═══ Data listing ═══
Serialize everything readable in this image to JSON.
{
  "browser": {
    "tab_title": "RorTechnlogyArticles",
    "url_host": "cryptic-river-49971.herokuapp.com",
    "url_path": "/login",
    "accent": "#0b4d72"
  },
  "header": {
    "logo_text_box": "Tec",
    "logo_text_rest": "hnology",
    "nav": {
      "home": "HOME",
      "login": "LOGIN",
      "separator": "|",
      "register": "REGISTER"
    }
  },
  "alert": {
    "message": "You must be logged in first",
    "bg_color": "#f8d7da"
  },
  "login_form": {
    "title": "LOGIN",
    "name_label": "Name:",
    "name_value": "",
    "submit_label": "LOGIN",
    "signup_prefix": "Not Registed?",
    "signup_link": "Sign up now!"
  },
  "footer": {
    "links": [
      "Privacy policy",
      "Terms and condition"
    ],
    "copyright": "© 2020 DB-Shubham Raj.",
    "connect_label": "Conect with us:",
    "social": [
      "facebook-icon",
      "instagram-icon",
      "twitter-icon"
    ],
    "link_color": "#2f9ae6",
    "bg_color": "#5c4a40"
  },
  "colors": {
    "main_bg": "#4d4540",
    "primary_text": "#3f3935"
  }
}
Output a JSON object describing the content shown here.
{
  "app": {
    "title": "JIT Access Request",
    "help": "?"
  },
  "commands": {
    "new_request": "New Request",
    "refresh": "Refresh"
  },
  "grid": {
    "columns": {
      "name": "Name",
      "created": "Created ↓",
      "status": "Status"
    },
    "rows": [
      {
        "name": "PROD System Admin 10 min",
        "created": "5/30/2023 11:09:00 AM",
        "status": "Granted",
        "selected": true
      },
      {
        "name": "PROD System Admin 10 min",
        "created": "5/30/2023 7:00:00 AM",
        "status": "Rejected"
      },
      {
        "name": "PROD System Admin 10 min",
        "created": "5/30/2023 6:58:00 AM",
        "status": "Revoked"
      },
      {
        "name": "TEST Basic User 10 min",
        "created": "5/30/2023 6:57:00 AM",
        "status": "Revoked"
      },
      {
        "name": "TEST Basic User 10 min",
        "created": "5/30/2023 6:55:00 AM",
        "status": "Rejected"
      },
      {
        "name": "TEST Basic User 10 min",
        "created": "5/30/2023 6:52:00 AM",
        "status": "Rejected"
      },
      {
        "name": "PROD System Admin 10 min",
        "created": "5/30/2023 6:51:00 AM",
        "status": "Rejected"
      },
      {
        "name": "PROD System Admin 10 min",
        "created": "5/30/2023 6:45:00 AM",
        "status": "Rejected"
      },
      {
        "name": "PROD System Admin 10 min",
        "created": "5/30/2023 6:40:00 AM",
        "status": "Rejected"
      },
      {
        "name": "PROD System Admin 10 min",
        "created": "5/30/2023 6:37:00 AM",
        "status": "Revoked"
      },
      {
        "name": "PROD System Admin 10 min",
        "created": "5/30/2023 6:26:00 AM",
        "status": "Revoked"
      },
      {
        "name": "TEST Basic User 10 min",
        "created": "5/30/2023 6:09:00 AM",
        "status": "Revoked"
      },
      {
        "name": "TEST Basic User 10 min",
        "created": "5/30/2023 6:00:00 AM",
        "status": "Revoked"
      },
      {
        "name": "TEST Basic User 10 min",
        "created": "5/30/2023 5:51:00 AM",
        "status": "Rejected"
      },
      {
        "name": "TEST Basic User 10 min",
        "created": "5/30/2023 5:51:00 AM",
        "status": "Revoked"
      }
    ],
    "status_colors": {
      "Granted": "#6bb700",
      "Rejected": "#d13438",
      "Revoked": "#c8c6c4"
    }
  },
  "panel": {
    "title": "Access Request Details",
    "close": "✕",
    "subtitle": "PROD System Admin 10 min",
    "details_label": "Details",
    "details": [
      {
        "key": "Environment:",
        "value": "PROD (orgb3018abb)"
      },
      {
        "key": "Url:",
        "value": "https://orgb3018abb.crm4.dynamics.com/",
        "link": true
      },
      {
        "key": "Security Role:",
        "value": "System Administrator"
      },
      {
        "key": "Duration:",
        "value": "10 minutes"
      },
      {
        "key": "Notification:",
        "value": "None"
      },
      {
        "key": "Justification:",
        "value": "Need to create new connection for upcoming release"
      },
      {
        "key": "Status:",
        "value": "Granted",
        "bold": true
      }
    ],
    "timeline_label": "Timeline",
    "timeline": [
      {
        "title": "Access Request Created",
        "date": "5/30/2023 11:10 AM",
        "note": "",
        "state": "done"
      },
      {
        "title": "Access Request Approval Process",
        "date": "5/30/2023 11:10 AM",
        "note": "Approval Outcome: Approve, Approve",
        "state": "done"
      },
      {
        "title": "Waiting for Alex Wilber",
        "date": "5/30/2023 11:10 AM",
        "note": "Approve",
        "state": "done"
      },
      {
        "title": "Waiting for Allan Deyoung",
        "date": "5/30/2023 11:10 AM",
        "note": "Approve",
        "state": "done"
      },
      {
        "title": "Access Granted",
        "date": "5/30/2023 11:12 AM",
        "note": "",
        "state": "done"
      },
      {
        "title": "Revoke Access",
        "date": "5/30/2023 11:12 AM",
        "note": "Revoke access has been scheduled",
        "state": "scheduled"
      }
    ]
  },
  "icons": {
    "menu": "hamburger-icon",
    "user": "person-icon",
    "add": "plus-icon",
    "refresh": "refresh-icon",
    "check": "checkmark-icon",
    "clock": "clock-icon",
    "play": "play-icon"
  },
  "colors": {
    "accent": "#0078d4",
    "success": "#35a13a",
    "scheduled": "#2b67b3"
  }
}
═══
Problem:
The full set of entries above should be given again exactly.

Written response:
Serialize everything readable in this image to JSON.
{
  "browser": {
    "tab_title": "RorTechnlogyArticles",
    "url_host": "cryptic-river-49971.herokuapp.com",
    "url_path": "/login",
    "accent": "#0b4d72"
  },
  "header": {
    "logo_text_box": "Tec",
    "logo_text_rest": "hnology",
    "nav": {
      "home": "HOME",
      "login": "LOGIN",
      "separator": "|",
      "register": "REGISTER"
    }
  },
  "alert": {
    "message": "You must be logged in first",
    "bg_color": "#f8d7da"
  },
  "login_form": {
    "title": "LOGIN",
    "name_label": "Name:",
    "name_value": "",
    "submit_label": "LOGIN",
    "signup_prefix": "Not Registed?",
    "signup_link": "Sign up now!"
  },
  "footer": {
    "links": [
      "Privacy policy",
      "Terms and condition"
    ],
    "copyright": "© 2020 DB-Shubham Raj.",
    "connect_label": "Conect with us:",
    "social": [
      "facebook-icon",
      "instagram-icon",
      "twitter-icon"
    ],
    "link_color": "#2f9ae6",
    "bg_color": "#5c4a40"
  },
  "colors": {
    "main_bg": "#4d4540",
    "primary_text": "#3f3935"
  }
}
Output a JSON object describing the content shown here.
{
  "app": {
    "title": "JIT Access Request",
    "help": "?"
  },
  "commands": {
    "new_request": "New Request",
    "refresh": "Refresh"
  },
  "grid": {
    "columns": {
      "name": "Name",
      "created": "Created ↓",
      "status": "Status"
    },
    "rows": [
      {
        "name": "PROD System Admin 10 min",
        "created": "5/30/2023 11:09:00 AM",
        "status": "Granted",
        "selected": true
      },
      {
        "name": "PROD System Admin 10 min",
        "created": "5/30/2023 7:00:00 AM",
        "status": "Rejected"
      },
      {
        "name": "PROD System Admin 10 min",
        "created": "5/30/2023 6:58:00 AM",
        "status": "Revoked"
      },
      {
        "name": "TEST Basic User 10 min",
        "created": "5/30/2023 6:57:00 AM",
        "status": "Revoked"
      },
      {
        "name": "TEST Basic User 10 min",
        "created": "5/30/2023 6:55:00 AM",
        "status": "Rejected"
      },
      {
        "name": "TEST Basic User 10 min",
        "created": "5/30/2023 6:52:00 AM",
        "status": "Rejected"
      },
      {
        "name": "PROD System Admin 10 min",
        "created": "5/30/2023 6:51:00 AM",
        "status": "Rejected"
      },
      {
        "name": "PROD System Admin 10 min",
        "created": "5/30/2023 6:45:00 AM",
        "status": "Rejected"
      },
      {
        "name": "PROD System Admin 10 min",
        "created": "5/30/2023 6:40:00 AM",
        "status": "Rejected"
      },
      {
        "name": "PROD System Admin 10 min",
        "created": "5/30/2023 6:37:00 AM",
        "status": "Revoked"
      },
      {
        "name": "PROD System Admin 10 min",
        "created": "5/30/2023 6:26:00 AM",
        "status": "Revoked"
      },
      {
        "name": "TEST Basic User 10 min",
        "created": "5/30/2023 6:09:00 AM",
        "status": "Revoked"
      },
      {
        "name": "TEST Basic User 10 min",
        "created": "5/30/2023 6:00:00 AM",
        "status": "Revoked"
      },
      {
        "name": "TEST Basic User 10 min",
        "created": "5/30/2023 5:51:00 AM",
        "status": "Rejected"
      },
      {
        "name": "TEST Basic User 10 min",
        "created": "5/30/2023 5:51:00 AM",
        "status": "Revoked"
      }
    ],
    "status_colors": {
      "Granted": "#6bb700",
      "Rejected": "#d13438",
      "Revoked": "#c8c6c4"
    }
  },
  "panel": {
    "title": "Access Request Details",
    "close": "✕",
    "subtitle": "PROD System Admin 10 min",
    "details_label": "Details",
    "details": [
      {
        "key": "Environment:",
        "value": "PROD (orgb3018abb)"
      },
      {
        "key": "Url:",
        "value": "https://orgb3018abb.crm4.dynamics.com/",
        "link": true
      },
      {
        "key": "Security Role:",
        "value": "System Administrator"
      },
      {
        "key": "Duration:",
        "value": "10 minutes"
      },
      {
        "key": "Notification:",
        "value": "None"
      },
      {
        "key": "Justification:",
        "value": "Need to create new connection for upcoming release"
      },
      {
        "key": "Status:",
        "value": "Granted",
        "bold": true
      }
    ],
    "timeline_label": "Timeline",
    "timeline": [
      {
        "title": "Access Request Created",
        "date": "5/30/2023 11:10 AM",
        "note": "",
        "state": "done"
      },
      {
        "title": "Access Request Approval Process",
        "date": "5/30/2023 11:10 AM",
        "note": "Approval Outcome: Approve, Approve",
        "state": "done"
      },
      {
        "title": "Waiting for Alex Wilber",
        "date": "5/30/2023 11:10 AM",
        "note": "Approve",
        "state": "done"
      },
      {
        "title": "Waiting for Allan Deyoung",
        "date": "5/30/2023 11:10 AM",
        "note": "Approve",
        "state": "done"
      },
      {
        "title": "Access Granted",
        "date": "5/30/2023 11:12 AM",
        "note": "",
        "state": "done"
      },
      {
        "title": "Revoke Access",
        "date": "5/30/2023 11:12 AM",
        "note": "Revoke access has been scheduled",
        "state": "scheduled"
      }
    ]
  },
  "icons": {
    "menu": "hamburger-icon",
    "user": "person-icon",
    "add": "plus-icon",
    "refresh": "refresh-icon",
    "check": "checkmark-icon",
    "clock": "clock-icon",
    "play": "play-icon"
  },
  "colors": {
    "accent": "#0078d4",
    "success": "#35a13a",
    "scheduled": "#2b67b3"
  }
}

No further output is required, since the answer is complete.